[Collected data]
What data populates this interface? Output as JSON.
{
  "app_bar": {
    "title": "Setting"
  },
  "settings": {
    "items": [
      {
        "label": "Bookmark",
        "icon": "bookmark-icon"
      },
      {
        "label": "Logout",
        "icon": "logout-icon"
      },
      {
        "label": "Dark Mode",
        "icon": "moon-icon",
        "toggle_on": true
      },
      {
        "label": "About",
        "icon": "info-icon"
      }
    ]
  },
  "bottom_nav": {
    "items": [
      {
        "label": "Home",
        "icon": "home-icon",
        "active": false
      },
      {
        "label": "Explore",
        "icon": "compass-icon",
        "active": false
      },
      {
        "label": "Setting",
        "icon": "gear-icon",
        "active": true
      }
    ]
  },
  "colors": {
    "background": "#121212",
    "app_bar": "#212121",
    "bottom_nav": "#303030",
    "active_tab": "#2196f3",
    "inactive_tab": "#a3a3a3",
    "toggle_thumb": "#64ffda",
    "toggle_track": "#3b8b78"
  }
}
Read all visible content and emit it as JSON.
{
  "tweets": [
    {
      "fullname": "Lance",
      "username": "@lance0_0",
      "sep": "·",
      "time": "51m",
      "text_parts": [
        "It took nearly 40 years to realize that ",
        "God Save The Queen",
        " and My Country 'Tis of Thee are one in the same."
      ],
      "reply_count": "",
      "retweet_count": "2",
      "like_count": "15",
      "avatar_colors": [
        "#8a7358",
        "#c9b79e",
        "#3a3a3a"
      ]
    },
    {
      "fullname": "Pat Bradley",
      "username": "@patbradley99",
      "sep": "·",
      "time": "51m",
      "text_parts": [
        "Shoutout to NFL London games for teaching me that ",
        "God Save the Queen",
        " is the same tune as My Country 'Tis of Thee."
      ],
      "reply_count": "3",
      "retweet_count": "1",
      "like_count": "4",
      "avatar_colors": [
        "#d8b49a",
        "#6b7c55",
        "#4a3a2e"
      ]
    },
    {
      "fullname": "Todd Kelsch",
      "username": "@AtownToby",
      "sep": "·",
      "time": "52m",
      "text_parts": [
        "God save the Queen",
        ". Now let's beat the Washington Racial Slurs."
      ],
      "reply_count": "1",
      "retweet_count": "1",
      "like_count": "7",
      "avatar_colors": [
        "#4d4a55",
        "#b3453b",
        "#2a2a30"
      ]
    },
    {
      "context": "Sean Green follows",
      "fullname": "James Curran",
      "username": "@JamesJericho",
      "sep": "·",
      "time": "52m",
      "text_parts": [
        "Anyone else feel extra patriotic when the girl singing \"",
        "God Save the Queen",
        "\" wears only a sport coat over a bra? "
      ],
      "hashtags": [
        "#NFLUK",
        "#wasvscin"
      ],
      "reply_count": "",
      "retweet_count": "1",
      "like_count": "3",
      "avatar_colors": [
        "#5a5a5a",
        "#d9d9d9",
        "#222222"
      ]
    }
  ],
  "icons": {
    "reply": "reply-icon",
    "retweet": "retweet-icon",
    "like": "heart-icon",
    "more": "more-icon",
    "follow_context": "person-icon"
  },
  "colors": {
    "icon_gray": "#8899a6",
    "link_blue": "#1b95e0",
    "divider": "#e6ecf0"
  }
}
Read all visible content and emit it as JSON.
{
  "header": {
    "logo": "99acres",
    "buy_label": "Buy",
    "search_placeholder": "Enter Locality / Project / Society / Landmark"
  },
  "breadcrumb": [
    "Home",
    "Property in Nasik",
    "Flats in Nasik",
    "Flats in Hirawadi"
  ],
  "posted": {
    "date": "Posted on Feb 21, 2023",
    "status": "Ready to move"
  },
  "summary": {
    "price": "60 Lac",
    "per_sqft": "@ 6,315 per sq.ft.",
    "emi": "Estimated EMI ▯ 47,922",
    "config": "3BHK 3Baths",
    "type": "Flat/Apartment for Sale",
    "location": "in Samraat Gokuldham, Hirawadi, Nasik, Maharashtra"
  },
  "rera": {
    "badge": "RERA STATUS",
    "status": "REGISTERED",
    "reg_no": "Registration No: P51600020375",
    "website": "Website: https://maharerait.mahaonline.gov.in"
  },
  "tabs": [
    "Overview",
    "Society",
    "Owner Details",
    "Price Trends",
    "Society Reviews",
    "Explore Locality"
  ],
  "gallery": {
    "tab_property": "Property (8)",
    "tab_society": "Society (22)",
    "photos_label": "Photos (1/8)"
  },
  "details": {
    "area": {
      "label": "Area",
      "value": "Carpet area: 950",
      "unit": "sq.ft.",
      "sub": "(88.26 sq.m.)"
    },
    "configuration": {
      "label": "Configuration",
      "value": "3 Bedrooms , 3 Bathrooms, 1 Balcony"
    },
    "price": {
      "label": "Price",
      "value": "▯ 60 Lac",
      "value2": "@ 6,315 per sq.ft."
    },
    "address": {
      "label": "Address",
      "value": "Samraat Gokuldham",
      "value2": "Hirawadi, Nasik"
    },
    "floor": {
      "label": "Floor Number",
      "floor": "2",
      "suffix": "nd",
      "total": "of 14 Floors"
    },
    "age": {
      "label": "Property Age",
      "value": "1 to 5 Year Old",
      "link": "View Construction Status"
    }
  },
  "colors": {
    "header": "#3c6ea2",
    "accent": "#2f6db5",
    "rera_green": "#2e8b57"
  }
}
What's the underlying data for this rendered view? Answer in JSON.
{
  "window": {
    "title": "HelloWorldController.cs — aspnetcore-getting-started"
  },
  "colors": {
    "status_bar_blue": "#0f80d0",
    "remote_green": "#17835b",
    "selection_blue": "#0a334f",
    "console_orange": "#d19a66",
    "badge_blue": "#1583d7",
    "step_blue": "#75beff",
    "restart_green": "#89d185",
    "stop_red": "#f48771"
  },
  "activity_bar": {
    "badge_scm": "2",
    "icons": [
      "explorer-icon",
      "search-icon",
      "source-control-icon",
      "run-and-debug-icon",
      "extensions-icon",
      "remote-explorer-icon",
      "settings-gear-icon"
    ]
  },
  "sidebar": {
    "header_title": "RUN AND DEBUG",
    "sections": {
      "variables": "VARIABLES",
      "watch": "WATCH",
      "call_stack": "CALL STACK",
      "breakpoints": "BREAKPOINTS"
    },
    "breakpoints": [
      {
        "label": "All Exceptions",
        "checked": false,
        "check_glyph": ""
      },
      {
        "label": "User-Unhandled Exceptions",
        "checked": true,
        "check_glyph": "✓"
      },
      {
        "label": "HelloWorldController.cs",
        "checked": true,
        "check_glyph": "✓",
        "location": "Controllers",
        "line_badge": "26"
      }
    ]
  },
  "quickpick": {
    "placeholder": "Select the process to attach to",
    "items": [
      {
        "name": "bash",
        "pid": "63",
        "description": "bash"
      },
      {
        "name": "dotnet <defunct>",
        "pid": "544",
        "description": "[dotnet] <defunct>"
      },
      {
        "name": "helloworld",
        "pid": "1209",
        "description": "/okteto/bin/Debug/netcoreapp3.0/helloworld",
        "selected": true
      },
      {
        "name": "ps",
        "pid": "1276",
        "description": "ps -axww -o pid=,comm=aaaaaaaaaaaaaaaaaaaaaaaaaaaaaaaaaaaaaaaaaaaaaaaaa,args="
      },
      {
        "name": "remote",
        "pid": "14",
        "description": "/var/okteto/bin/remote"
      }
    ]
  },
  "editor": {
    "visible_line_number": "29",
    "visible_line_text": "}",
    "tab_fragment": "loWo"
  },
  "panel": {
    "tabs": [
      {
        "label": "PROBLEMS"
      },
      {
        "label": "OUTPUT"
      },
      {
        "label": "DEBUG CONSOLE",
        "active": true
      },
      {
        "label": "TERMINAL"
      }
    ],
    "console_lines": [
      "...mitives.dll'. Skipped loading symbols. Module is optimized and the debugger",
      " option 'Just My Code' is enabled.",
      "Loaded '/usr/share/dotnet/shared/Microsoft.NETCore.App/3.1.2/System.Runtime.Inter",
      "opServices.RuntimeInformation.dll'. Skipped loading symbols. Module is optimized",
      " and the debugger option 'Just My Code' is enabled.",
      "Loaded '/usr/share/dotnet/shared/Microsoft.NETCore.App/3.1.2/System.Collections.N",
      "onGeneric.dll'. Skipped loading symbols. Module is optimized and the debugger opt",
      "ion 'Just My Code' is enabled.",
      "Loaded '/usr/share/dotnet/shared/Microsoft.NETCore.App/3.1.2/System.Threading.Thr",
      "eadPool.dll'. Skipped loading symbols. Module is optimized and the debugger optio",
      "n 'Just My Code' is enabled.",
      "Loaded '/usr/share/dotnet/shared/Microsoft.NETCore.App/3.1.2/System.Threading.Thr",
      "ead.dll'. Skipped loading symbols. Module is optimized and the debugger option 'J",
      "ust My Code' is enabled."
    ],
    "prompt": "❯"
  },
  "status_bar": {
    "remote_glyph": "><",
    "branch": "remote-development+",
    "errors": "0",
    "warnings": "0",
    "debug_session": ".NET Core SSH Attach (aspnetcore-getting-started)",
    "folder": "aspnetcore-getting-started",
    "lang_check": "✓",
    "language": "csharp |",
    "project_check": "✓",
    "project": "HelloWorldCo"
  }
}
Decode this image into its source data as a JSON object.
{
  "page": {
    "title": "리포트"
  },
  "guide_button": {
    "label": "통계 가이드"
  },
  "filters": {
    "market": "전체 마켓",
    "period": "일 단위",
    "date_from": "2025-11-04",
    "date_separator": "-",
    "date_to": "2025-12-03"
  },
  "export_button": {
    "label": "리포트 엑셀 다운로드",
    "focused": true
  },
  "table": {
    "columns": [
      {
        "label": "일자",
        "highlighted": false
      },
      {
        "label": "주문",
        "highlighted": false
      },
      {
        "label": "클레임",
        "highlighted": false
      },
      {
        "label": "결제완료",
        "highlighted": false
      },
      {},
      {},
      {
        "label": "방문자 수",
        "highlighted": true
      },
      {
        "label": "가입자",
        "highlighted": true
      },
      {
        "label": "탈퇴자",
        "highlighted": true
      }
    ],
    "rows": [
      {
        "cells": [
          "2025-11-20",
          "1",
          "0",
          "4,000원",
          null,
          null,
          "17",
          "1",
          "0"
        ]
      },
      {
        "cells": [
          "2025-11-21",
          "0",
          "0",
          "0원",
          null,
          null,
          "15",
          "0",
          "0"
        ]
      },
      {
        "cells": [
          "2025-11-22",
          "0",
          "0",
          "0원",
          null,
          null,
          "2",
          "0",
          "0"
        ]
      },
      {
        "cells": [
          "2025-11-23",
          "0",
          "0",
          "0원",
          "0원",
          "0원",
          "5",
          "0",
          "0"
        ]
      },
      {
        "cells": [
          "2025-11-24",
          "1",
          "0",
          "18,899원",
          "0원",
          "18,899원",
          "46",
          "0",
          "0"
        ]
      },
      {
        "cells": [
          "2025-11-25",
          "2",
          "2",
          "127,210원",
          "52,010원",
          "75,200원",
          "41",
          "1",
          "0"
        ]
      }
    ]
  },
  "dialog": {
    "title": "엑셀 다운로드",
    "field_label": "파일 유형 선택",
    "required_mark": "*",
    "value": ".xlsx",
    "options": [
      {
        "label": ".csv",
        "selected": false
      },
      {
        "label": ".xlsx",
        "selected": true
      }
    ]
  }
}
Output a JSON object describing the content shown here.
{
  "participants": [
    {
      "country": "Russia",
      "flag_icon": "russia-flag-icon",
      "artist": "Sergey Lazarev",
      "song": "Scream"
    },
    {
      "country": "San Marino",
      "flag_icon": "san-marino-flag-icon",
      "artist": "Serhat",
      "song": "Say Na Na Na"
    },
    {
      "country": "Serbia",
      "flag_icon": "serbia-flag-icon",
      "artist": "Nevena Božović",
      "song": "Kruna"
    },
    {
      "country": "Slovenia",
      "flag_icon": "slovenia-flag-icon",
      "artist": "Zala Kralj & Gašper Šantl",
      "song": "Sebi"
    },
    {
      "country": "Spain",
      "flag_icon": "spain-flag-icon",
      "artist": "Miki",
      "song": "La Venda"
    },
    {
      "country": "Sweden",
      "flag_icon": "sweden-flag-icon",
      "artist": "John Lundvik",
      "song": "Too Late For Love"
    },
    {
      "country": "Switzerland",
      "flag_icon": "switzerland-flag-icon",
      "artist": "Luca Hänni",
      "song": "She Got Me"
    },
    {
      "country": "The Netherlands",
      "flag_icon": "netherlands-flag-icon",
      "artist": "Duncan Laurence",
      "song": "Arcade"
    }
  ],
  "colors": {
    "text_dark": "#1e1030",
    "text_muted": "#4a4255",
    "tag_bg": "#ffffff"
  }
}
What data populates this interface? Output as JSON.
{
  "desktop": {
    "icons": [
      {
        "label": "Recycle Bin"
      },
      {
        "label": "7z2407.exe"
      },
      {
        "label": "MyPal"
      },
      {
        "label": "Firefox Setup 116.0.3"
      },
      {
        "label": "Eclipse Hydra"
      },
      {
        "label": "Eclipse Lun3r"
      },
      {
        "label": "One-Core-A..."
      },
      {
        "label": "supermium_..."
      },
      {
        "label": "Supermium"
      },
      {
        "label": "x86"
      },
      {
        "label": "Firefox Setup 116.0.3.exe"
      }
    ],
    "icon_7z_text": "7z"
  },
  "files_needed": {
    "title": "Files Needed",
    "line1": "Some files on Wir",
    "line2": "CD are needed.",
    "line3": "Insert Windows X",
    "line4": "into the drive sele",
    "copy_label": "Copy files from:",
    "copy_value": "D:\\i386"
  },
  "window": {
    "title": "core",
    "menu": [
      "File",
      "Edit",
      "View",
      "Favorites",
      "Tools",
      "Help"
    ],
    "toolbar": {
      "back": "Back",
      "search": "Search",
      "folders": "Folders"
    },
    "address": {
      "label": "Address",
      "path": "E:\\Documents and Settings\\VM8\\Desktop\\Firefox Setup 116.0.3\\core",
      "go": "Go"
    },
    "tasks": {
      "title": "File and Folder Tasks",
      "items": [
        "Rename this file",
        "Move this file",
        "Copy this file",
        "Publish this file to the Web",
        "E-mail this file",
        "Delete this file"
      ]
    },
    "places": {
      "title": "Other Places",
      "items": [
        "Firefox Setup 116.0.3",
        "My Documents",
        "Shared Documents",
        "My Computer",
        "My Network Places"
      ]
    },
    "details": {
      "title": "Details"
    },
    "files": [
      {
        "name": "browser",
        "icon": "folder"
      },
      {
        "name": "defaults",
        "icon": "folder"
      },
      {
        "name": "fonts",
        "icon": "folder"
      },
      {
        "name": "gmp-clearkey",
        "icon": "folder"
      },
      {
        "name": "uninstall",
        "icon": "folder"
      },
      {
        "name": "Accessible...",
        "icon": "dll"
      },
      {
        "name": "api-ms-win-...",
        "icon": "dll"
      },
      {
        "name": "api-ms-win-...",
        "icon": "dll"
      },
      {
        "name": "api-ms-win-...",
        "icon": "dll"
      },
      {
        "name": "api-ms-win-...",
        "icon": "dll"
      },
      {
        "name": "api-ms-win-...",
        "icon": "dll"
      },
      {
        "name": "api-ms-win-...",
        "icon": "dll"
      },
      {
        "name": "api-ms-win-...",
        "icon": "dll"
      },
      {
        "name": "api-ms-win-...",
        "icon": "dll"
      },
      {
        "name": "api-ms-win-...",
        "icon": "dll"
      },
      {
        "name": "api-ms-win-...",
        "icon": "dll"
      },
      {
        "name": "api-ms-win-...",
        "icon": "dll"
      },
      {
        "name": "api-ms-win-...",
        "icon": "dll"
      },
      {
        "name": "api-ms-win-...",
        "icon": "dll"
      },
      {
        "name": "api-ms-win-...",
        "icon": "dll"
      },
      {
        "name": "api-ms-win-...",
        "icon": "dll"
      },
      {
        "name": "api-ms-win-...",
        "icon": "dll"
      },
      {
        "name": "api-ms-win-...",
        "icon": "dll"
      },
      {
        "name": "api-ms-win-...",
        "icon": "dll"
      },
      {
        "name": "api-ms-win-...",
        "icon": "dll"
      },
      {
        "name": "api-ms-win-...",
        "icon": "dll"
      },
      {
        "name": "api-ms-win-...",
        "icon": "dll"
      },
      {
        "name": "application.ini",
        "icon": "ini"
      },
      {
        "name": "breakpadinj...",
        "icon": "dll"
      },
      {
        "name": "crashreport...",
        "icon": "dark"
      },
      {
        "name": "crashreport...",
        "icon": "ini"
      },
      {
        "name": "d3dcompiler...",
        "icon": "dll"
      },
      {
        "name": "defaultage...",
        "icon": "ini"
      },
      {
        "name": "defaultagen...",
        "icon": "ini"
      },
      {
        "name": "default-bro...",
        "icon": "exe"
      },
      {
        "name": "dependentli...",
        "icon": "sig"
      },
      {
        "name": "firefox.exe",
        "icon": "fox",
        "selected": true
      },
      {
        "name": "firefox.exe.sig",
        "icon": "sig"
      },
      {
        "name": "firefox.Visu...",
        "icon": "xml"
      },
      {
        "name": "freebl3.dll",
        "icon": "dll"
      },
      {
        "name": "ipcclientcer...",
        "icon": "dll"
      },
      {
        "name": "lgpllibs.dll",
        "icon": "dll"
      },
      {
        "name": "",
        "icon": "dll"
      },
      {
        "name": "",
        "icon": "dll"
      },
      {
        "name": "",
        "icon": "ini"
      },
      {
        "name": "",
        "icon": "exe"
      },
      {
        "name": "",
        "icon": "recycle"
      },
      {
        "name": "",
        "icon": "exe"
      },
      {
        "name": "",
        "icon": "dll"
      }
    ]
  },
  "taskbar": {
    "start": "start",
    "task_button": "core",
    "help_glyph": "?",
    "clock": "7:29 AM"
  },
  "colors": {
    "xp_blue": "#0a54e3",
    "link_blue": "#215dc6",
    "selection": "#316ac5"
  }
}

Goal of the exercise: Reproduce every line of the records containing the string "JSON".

Expected answer:
What data populates this interface? Output as JSON.
Read all visible content and emit it as JSON.
Read all visible content and emit it as JSON.
What's the underlying data for this rendered view? Answer in JSON.
Decode this image into its source data as a JSON object.
Output a JSON object describing the content shown here.
What data populates this interface? Output as JSON.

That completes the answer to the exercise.